TASK BRIEF: Find each line of the entries with the string "Setup", please, and copy it.

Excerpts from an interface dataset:
--------------------------------
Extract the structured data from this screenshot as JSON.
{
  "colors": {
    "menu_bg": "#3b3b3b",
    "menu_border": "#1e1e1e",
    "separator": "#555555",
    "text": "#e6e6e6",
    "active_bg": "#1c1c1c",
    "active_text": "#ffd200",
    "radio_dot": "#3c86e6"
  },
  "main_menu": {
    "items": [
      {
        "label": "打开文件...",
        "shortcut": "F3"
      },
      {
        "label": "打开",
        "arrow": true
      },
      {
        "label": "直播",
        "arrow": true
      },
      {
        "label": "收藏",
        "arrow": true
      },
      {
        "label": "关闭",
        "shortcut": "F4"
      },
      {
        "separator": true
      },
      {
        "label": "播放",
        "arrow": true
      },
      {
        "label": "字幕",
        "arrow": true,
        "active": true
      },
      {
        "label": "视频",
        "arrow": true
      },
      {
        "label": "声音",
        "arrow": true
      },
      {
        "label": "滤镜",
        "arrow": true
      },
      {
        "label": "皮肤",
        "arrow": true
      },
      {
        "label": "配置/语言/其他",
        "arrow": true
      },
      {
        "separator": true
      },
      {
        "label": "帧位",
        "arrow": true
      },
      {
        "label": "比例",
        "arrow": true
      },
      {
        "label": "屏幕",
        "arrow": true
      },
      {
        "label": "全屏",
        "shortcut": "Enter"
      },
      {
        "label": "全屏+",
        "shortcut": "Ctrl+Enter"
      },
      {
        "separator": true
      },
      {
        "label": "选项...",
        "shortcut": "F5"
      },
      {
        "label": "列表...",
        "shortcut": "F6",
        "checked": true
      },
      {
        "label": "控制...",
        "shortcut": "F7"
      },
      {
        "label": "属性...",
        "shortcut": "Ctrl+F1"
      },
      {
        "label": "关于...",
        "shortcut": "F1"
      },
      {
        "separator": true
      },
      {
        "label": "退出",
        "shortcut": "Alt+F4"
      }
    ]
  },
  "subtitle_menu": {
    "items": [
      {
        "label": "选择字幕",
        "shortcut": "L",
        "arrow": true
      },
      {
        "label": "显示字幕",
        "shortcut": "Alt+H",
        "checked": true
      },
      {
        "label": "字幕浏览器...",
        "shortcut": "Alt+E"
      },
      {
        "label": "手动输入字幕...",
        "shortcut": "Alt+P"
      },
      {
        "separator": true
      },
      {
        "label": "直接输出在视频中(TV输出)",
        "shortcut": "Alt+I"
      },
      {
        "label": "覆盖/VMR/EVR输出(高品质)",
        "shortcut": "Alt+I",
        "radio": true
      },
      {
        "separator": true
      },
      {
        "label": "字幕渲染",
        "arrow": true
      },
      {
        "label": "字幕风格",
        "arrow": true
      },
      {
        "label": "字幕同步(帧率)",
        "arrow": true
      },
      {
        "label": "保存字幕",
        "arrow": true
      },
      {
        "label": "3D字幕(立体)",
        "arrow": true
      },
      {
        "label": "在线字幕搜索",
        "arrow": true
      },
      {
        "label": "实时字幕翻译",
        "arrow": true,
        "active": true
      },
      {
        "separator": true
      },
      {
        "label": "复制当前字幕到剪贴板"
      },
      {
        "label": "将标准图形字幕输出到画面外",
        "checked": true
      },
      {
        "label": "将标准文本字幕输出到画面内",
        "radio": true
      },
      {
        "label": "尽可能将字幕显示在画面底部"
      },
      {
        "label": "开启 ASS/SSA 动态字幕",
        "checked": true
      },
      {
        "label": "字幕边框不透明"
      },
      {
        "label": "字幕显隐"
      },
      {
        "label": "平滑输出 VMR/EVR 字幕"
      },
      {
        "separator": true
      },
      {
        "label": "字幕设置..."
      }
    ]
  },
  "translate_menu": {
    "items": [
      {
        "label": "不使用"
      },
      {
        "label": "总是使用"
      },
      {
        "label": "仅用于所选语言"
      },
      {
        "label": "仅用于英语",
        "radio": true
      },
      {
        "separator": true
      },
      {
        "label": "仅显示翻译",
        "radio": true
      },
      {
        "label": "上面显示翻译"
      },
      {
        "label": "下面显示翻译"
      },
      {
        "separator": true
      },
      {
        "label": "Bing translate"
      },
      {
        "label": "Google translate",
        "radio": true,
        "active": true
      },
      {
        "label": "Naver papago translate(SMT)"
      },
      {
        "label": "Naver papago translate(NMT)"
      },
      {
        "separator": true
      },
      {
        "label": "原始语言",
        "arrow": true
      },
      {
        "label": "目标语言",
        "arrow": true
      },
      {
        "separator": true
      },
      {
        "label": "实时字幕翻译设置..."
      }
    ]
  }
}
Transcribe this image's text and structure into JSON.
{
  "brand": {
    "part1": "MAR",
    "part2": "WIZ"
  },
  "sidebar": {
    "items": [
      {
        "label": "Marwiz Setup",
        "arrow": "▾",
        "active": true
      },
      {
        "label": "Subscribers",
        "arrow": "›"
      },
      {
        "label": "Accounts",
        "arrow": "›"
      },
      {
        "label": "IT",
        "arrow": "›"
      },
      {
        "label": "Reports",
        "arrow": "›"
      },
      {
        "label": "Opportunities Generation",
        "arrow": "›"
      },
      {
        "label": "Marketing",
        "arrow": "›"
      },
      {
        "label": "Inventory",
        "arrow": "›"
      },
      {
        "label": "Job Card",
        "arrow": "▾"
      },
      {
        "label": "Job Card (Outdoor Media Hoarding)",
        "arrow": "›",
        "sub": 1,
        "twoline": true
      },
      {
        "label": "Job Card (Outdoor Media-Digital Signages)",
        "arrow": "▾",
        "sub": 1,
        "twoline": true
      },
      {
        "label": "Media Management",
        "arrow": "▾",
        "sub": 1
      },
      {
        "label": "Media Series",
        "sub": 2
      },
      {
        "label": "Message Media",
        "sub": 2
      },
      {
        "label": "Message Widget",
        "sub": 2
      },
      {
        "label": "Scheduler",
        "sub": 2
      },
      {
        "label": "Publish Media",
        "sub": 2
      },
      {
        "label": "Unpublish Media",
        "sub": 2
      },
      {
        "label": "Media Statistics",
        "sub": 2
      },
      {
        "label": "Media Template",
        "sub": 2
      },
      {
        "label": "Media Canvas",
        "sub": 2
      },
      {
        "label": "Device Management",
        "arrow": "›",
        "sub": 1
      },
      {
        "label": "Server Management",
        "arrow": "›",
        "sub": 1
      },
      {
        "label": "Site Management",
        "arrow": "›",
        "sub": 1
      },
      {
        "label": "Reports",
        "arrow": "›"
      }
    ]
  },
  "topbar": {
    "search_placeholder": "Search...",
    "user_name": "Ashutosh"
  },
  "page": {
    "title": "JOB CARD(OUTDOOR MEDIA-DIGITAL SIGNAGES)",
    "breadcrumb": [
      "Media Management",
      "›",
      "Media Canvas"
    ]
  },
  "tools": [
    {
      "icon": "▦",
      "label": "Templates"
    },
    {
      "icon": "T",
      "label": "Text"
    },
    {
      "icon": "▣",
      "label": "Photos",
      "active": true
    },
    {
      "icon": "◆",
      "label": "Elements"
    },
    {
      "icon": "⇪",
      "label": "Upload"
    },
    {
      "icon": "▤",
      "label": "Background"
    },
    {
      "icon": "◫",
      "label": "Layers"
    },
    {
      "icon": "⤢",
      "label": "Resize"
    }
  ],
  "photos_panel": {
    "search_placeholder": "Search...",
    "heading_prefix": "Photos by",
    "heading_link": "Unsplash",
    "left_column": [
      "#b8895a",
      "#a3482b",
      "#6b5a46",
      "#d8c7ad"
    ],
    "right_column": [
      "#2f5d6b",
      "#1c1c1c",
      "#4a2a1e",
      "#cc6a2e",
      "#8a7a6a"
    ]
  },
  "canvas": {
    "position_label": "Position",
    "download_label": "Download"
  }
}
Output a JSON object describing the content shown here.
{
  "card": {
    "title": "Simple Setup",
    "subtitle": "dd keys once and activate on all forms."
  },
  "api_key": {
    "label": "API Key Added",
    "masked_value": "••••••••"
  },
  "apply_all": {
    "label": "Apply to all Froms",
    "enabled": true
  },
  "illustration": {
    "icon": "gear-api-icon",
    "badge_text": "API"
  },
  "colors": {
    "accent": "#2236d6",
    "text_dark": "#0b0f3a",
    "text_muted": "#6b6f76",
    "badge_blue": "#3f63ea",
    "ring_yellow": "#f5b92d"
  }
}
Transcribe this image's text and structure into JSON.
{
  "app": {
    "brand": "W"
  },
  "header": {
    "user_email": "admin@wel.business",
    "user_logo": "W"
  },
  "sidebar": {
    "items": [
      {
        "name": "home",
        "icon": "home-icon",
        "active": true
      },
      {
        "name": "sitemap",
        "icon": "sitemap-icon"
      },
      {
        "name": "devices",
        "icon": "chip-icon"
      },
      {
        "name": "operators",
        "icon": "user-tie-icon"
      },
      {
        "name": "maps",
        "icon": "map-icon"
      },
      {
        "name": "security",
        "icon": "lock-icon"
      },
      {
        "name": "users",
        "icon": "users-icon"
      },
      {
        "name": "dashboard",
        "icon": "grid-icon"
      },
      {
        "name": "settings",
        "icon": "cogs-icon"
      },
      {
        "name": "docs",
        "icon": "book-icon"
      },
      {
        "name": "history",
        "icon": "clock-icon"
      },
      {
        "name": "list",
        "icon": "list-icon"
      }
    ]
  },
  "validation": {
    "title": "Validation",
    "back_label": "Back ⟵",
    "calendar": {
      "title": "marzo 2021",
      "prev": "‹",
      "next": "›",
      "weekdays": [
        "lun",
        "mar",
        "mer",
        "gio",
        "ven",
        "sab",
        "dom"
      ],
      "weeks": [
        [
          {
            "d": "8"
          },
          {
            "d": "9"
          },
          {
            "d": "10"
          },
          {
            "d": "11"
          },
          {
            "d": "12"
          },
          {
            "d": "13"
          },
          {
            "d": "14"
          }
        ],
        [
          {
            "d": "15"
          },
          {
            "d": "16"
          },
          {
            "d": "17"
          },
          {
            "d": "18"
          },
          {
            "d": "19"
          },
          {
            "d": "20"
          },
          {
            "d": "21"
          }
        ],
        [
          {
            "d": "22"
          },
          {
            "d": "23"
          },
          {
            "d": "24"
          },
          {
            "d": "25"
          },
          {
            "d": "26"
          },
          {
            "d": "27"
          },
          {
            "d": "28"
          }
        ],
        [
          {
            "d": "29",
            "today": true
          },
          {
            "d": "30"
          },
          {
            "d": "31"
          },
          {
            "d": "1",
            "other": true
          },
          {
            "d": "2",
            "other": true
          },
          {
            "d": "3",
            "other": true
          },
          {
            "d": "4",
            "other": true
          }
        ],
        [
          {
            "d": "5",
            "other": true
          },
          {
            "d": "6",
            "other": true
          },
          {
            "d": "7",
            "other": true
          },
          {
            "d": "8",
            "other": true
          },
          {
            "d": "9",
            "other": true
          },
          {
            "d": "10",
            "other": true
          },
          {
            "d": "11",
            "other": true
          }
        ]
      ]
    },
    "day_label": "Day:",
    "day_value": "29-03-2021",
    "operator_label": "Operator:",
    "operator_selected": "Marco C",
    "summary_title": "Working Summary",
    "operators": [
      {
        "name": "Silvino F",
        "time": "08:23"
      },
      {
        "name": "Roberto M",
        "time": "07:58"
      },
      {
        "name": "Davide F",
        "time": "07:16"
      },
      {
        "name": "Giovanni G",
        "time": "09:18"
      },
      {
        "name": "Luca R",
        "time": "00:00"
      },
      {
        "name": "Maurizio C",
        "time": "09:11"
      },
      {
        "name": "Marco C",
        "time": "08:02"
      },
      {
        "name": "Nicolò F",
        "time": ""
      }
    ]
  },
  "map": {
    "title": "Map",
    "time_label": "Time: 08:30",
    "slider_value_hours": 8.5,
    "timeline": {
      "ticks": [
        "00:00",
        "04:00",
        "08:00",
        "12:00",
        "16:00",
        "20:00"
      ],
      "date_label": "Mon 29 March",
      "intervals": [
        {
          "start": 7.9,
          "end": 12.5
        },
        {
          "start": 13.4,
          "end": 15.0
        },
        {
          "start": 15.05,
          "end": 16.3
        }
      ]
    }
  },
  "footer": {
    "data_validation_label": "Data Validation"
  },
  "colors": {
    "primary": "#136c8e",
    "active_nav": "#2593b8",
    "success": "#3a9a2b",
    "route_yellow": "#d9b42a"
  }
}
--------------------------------
YOUR RESPONSE:
        "label": "Marwiz Setup",
    "title": "Simple Setup",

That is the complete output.